I met a solo woman hiker coming down from South Hancock and another solo man passed us going up as we chatted. With all the people out there and the trail being well marked, I thought I could make the summit. So at the trail junction Winnie and I headed for North Hancock.
The trail got pretty steep about ten minutes from the junction and someone had slid down it, wrecking the trail. I encountered a second hiker actually sliding down. I didn’t have the heart to say she was wrecking the trail; she knew it but did it anyway.
The spikes helped me from falling backwards and I had to take a few breaks to catch my breath. Then Winnie came running back to me and jumped on me and licked my face, which she never does while hiking. We stopped for a break: water and treats. Then started again.
I’m sweating bullets, the views are starting to get good and she runs back again, jumps up and licks my face – it’s time to turn around. Something happened to her or it was just too much – I don’t know but I wasn’t going to force it.
We turned around, 0.2 miles to the top.
The hike down was tough. I fell a lot and slid a lot and stepped off trail a lot. It was a bit nerve wracking when I stepped off trail and my leg disappeared in the snow. We made it back to the junction and I realized how warm it got. My spikes were clumping and I was still sweating going down.
It was a tough hike that I know I have to do again shortly. But you know what – I love winter hiking. It’s so quiet and peaceful. There are less people. It was wonderful to follow a trail in winter and know exactly where to go. The snow made my pace slower so I took in the scenery more than summer/fall hiking. I was so much more calmer winter hiking; I wasn’t in such a rush.
I can’t wait to hike when I need my snowshoes. I’m excited about this new hiking option!
Since this is the fourth time through Lincoln to do the last hikes of the 4,000 footers I have started a bit of a routine. I stop at Half Baked for a latte and then the One Love Brewery for a take home beer. Today, I changed it up a big and got the latte but instead of the beer I stopped at the Mountain Wanderer.
I asked the man behind the counter if he was the author and he was! We talked for a while about winter hiking, Owl’s Head, Hancock and Winnie wanting to turn around. Steve motivated me to try the bushwhack trail to Owl’s Head since it will have a nice packed trail soon.

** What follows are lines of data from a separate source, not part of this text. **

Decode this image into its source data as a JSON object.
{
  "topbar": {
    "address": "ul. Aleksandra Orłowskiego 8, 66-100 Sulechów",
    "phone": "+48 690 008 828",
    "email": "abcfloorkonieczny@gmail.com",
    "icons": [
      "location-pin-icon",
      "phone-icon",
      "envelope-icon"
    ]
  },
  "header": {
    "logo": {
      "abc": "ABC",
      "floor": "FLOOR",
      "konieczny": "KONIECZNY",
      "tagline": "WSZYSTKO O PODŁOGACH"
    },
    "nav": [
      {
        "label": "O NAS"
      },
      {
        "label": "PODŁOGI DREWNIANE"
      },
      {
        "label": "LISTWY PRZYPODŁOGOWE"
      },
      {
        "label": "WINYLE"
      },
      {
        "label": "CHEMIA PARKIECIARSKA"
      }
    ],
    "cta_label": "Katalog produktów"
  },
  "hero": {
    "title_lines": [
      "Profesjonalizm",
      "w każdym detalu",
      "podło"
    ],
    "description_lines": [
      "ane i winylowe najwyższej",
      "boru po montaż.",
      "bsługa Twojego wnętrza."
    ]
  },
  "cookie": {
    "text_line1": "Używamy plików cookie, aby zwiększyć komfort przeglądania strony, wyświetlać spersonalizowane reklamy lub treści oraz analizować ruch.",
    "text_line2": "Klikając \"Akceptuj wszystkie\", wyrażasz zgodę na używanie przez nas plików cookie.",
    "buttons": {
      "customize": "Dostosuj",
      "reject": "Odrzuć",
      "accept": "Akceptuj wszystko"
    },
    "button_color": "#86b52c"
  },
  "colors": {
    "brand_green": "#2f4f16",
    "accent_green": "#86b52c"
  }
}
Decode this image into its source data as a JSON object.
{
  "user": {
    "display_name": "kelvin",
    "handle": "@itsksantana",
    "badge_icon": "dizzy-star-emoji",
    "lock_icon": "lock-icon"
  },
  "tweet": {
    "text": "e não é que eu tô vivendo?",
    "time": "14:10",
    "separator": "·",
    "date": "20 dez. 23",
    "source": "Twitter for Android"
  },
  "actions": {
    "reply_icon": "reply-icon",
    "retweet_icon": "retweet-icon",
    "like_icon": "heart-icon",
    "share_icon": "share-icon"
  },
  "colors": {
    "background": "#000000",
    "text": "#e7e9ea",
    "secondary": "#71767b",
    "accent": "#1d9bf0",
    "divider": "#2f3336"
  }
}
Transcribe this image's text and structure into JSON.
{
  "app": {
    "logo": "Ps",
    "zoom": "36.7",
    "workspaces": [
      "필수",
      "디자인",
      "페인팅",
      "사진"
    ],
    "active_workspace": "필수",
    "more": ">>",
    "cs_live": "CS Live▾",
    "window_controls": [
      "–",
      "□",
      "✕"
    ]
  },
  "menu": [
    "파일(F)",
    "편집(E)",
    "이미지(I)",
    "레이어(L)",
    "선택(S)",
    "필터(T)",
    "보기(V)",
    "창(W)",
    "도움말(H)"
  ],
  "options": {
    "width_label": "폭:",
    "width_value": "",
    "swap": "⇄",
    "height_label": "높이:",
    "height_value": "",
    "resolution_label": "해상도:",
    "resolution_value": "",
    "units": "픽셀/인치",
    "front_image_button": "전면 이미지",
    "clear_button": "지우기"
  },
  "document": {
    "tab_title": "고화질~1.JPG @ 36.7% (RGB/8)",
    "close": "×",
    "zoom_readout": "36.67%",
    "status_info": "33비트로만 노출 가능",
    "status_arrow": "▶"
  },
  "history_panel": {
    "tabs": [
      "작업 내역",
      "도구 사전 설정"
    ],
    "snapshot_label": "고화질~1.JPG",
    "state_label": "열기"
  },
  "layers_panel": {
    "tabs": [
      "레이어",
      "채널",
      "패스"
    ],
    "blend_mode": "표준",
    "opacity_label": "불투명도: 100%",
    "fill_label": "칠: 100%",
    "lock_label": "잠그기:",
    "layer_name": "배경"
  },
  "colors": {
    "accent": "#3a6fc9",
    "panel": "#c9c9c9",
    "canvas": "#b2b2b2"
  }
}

He told me the story about Brutus the dog who has a bushwhack trail named for him. It was a wonderful, informative conversation; I was psyched to buy his book directly from his store. He was a wealth of knowledge and so kind.
It was a good day!
Training for my 2-year plan starts today.
I will finish the 4,000 footers.
I will run/hike 1,000 miles.
I will run a 50 miler in 2019 and I will run a 100 miler in 2020.
I’ve managed to keep the 24th edition of the AMC White Mountain Guide in good shape over the years (even though I did buy the newest edition). I recorded my first hike in this guide. I visited the White Mountains for the first time in May 1988. I hiked Lafayette and Lincoln with my boyfriend and his family just before high school graduation.
I caught the hiking bug from that hike and have Nathan to thank for that. Hiking and peak bagging kept me sane in my early 20s when I had no clue what I wanted to do with my life. I had no goals and no career aspirations. So I hiked the 4,000 footers in NH for a sense of accomplishment.
Every weekend I would head north from Portsmouth and hike, checking off each mountain. I got to a point where I had about 10 or 12 peaks and suddenly I found my career path. In 1999 I moved to the mountains full-time and stopped hiking 4,000 footers. Even after moving to Colorado I didn’t hike the big mountains, (14ers) but choose the mountains in the wilderness around Grand County to hike and explore with my dogs.
I knew I’d be back in New Hampshire to finish the list. Once I got here it took about a year to settle in and get back to my mountains.
I hope to finish the remaining peaks this month and start the list again. It’s been too many years and I need a fresh perspective of these beautiful, challenging mountains; and I need to hike Mount Washington and the Presidential Range again. I can’t wait to start again.